Task item: Pull every line containing "subject" out of the listing below.

--------

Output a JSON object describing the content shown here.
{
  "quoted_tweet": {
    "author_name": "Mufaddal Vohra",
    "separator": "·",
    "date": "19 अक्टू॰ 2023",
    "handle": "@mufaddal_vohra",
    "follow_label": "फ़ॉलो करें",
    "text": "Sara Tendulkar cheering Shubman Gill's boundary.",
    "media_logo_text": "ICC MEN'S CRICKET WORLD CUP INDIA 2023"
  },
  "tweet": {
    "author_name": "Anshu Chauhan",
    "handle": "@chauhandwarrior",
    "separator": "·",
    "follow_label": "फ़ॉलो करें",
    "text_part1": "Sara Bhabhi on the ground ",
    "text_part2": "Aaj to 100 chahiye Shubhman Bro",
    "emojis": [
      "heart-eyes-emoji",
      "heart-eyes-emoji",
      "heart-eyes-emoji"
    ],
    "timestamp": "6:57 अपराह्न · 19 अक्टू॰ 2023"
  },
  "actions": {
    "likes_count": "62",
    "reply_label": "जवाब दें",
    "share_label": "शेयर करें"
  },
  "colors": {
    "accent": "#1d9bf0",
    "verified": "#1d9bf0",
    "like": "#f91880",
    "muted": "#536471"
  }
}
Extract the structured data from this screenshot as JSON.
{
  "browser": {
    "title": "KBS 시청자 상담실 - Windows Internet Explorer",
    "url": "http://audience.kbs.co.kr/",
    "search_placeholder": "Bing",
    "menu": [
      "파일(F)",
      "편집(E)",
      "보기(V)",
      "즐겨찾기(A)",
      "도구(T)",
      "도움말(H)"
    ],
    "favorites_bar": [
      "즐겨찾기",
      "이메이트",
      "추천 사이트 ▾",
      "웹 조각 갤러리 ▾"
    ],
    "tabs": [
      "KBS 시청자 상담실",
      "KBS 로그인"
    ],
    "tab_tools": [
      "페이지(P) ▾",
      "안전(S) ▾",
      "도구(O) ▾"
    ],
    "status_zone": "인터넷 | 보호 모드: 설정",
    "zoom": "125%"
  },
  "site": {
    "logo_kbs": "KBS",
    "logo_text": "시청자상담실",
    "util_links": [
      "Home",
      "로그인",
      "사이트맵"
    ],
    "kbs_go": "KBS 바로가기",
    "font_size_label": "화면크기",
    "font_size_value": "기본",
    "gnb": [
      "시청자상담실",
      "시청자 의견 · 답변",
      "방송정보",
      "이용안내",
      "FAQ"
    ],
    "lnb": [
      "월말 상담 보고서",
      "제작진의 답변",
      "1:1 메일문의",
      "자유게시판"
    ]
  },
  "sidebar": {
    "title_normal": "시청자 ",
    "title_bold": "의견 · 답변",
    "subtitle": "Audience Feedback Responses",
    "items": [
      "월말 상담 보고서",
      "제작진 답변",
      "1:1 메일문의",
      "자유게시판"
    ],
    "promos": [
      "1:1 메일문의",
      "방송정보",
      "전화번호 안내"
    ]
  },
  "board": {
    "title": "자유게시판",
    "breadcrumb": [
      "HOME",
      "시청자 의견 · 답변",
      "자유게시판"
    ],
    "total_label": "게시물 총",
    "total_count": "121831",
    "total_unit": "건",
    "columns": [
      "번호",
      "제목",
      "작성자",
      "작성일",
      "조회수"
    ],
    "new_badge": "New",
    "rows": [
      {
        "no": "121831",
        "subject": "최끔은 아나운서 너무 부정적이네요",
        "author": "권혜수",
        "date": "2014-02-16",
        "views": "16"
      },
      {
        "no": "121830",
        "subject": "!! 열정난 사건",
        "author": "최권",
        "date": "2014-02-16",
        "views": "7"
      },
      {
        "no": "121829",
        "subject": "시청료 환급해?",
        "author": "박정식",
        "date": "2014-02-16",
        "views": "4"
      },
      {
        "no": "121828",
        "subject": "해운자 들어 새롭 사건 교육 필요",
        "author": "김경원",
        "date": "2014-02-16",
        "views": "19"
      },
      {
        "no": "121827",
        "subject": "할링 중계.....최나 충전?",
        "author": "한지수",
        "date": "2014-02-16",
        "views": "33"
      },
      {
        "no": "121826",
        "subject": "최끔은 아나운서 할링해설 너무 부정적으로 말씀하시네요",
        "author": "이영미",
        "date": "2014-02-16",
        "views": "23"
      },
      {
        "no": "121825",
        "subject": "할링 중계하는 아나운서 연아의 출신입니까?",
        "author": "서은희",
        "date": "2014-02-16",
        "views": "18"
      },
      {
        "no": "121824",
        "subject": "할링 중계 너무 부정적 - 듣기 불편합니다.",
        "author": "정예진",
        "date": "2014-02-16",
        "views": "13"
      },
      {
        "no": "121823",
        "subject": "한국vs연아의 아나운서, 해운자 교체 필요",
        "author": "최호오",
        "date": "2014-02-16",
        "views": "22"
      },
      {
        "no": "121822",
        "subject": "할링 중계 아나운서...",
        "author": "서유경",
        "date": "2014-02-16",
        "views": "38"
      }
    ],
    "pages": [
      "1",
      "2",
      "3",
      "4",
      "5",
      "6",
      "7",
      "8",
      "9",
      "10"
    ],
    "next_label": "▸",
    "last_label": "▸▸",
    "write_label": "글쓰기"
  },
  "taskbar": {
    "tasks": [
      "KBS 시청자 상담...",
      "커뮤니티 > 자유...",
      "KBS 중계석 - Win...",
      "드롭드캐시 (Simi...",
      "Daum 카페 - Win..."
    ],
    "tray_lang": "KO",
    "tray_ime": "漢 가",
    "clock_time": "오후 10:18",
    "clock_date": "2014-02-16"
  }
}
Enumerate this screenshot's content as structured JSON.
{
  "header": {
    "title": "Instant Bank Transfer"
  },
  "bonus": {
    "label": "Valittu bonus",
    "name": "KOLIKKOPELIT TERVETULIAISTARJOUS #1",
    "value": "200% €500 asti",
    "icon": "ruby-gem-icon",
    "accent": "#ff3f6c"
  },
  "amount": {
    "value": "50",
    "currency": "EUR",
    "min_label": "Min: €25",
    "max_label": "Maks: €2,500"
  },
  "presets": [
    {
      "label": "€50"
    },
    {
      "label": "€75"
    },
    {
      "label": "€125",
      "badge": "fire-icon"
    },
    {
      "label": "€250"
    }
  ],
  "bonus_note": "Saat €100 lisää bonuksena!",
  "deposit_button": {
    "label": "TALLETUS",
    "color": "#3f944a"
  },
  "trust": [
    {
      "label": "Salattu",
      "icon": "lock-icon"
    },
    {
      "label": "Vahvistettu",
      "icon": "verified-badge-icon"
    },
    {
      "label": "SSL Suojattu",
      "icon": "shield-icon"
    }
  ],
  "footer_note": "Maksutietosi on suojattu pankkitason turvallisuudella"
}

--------

Solution to the exercise:
        "subject": "최끔은 아나운서 너무 부정적이네요",
        "subject": "!! 열정난 사건",
        "subject": "시청료 환급해?",
        "subject": "해운자 들어 새롭 사건 교육 필요",
        "subject": "할링 중계.....최나 충전?",
        "subject": "최끔은 아나운서 할링해설 너무 부정적으로 말씀하시네요",
        "subject": "할링 중계하는 아나운서 연아의 출신입니까?",
        "subject": "할링 중계 너무 부정적 - 듣기 불편합니다.",
        "subject": "한국vs연아의 아나운서, 해운자 교체 필요",
        "subject": "할링 중계 아나운서...",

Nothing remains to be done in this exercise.